During abuse, all you usually feel is pain and sadness, but afterward, when the smoke is clear and your abuser is not around, you start thinking for yourself again. After years of criticism and manipulation, I have gained wisdom, especially in human behavior. I have the power to look beyond the seemingly evil exterior, which, I might add, appears to be downright heinous, and I can see the pain and insecurity that dwells within.
Be careful of this superpower, however, and don’t let it make you endure abuse out of pity for your abuser. Yes, it sounds outrageous, but I can attest from my own experience, that even the wise can be drawn to endure abuse out of pity. Wisdom shows you the truth about yourself, and with others, not so you can stay in the abuse, but so you can have the knowledge you need to fight back, find ways to escape and fortify your self-esteem. As with most cases of emotional abuse, you are not the words they call you.
Emotional trauma builds compassion
When you’ve spent many nights, all night, crying over someone who abused you, you learn what it’s truly like to crave compassion. You experience loneliness, neglect and even disgust for the human race. There are so many thoughts and emotions racing through your head and, in many cases, you are alone to fight your battles.
As you grow older and stronger, you see things differently. You are no longer impervious to suffering as some are. Your heart burns to be there for others, to encourage them to stand up for themselves and to be a friend, when otherwise, there might not be anyone else for them to run to. Your superpower is to fulfill a need that you had to fulfill on your own. You know how painful emotional abuse is, and you feel it’s your duty to help others fight, in any way you can.

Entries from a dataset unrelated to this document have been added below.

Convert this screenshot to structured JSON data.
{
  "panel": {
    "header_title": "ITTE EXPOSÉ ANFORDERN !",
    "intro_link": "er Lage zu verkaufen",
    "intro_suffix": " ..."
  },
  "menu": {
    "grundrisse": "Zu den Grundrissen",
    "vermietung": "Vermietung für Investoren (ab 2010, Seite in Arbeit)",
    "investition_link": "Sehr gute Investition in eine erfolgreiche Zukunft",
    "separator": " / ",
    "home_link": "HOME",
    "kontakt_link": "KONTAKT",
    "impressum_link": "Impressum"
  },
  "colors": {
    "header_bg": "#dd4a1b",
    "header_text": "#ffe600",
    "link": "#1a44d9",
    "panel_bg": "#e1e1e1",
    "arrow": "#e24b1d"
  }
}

Pain and desperation strengthens independence
Pain can do strange things to the human mind. It can lower self-esteem, cause a temperamental demeanor, but it can also make a human being rise in independence. In my lowest hour, I cried at first, and then I rose to my feet and decided I was too smart to let the trauma happen to me. I was too strong to give up, and I was able to rebuild my life into what I wanted it to be.
When you endure emotional abuse and then come through on the other side, you are a force to be reckoned with. You see obstacles as fuel for growth instead of something that holds you back. You become much more independent than if you had led a sheltered life. Pain has a way of creating a beast, a super human and something you just don’t want to go up against.
“What lies behind us and what lies before us, are tiny matters, compared to what lies within us.”
Ralph Waldo Emerson
We, the downtrodden and the discarded, we are the real superheroes
Do you feel it rising up now? Do you feel that well of strength flooding every limb of your body? There are times, when I wake in the morning, that I realize just how strong I really am. I look back at my life, its circumstances, and events, and I wonder how I survived it all.
Then, I put those things aside and I get ready to fight the present battles. Because now, I am much better equipped, and more confident, ready to go head to head with those who choose to underestimate me. I may be kind and patient, but I refuse to believe the lies of emotional abuse, and I refuse to give up.
I’m no longer a victim, I am undefeatable.
*If you are suffering from emotional abuse, take steps to eliminate this immediately. Learn the signs of emotional abuse, seek help if needed and take the steps needed to separate yourself from this treatment.
- 8 Intriguing Traits of the ISTP Personality Type: Is This You? - October 16, 2020
- 7 Dystopian Books about Pandemics That Are Scarily Relatable - October 11, 2020
- ENTJ Careers: What Are the Best Jobs for This Personality Type? - October 10, 2020
Copyright © 2012-2020 Learning Mind. All rights reserved. For permission to reprint, contact us.